Task instructions -
With nothing added and nothing dropped, write out all of the entries below.

Record excerpts -
*** Begin section ***

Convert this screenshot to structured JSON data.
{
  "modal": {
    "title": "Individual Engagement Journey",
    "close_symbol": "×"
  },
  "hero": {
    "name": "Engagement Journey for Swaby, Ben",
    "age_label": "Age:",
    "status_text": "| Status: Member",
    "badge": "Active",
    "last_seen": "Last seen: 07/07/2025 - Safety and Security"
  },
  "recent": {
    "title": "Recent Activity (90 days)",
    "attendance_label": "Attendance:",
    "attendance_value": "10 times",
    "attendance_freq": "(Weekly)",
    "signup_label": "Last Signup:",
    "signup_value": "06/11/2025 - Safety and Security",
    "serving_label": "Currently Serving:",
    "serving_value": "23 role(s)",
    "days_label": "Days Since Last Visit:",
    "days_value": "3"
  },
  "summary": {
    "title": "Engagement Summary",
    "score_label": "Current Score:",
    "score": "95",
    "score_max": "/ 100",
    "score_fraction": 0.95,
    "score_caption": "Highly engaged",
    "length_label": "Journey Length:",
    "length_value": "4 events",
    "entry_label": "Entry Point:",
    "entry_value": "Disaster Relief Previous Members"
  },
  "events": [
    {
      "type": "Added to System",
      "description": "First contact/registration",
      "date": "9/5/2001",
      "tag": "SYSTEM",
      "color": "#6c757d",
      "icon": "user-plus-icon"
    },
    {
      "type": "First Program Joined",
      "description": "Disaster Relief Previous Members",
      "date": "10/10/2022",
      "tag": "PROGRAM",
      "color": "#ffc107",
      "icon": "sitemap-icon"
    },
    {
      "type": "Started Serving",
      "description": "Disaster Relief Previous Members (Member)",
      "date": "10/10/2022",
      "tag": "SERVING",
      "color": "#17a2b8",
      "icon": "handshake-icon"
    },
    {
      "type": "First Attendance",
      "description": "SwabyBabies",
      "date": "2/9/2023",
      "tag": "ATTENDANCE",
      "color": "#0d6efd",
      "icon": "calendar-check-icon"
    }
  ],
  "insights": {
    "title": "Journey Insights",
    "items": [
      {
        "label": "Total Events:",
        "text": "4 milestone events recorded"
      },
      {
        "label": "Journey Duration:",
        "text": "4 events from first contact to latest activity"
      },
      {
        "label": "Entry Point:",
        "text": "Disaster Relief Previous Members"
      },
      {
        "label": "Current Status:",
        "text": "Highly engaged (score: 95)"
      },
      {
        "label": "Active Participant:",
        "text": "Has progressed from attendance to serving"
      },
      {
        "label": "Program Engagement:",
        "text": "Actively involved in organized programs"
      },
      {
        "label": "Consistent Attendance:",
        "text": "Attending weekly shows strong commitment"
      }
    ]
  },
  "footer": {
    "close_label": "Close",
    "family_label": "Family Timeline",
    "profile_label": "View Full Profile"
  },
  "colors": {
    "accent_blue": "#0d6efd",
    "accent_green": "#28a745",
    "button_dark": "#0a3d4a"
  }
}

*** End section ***

Exercise result -
Convert this screenshot to structured JSON data.
{
  "modal": {
    "title": "Individual Engagement Journey",
    "close_symbol": "×"
  },
  "hero": {
    "name": "Engagement Journey for Swaby, Ben",
    "age_label": "Age:",
    "status_text": "| Status: Member",
    "badge": "Active",
    "last_seen": "Last seen: 07/07/2025 - Safety and Security"
  },
  "recent": {
    "title": "Recent Activity (90 days)",
    "attendance_label": "Attendance:",
    "attendance_value": "10 times",
    "attendance_freq": "(Weekly)",
    "signup_label": "Last Signup:",
    "signup_value": "06/11/2025 - Safety and Security",
    "serving_label": "Currently Serving:",
    "serving_value": "23 role(s)",
    "days_label": "Days Since Last Visit:",
    "days_value": "3"
  },
  "summary": {
    "title": "Engagement Summary",
    "score_label": "Current Score:",
    "score": "95",
    "score_max": "/ 100",
    "score_fraction": 0.95,
    "score_caption": "Highly engaged",
    "length_label": "Journey Length:",
    "length_value": "4 events",
    "entry_label": "Entry Point:",
    "entry_value": "Disaster Relief Previous Members"
  },
  "events": [
    {
      "type": "Added to System",
      "description": "First contact/registration",
      "date": "9/5/2001",
      "tag": "SYSTEM",
      "color": "#6c757d",
      "icon": "user-plus-icon"
    },
    {
      "type": "First Program Joined",
      "description": "Disaster Relief Previous Members",
      "date": "10/10/2022",
      "tag": "PROGRAM",
      "color": "#ffc107",
      "icon": "sitemap-icon"
    },
    {
      "type": "Started Serving",
      "description": "Disaster Relief Previous Members (Member)",
      "date": "10/10/2022",
      "tag": "SERVING",
      "color": "#17a2b8",
      "icon": "handshake-icon"
    },
    {
      "type": "First Attendance",
      "description": "SwabyBabies",
      "date": "2/9/2023",
      "tag": "ATTENDANCE",
      "color": "#0d6efd",
      "icon": "calendar-check-icon"
    }
  ],
  "insights": {
    "title": "Journey Insights",
    "items": [
      {
        "label": "Total Events:",
        "text": "4 milestone events recorded"
      },
      {
        "label": "Journey Duration:",
        "text": "4 events from first contact to latest activity"
      },
      {
        "label": "Entry Point:",
        "text": "Disaster Relief Previous Members"
      },
      {
        "label": "Current Status:",
        "text": "Highly engaged (score: 95)"
      },
      {
        "label": "Active Participant:",
        "text": "Has progressed from attendance to serving"
      },
      {
        "label": "Program Engagement:",
        "text": "Actively involved in organized programs"
      },
      {
        "label": "Consistent Attendance:",
        "text": "Attending weekly shows strong commitment"
      }
    ]
  },
  "footer": {
    "close_label": "Close",
    "family_label": "Family Timeline",
    "profile_label": "View Full Profile"
  },
  "colors": {
    "accent_blue": "#0d6efd",
    "accent_green": "#28a745",
    "button_dark": "#0a3d4a"
  }
}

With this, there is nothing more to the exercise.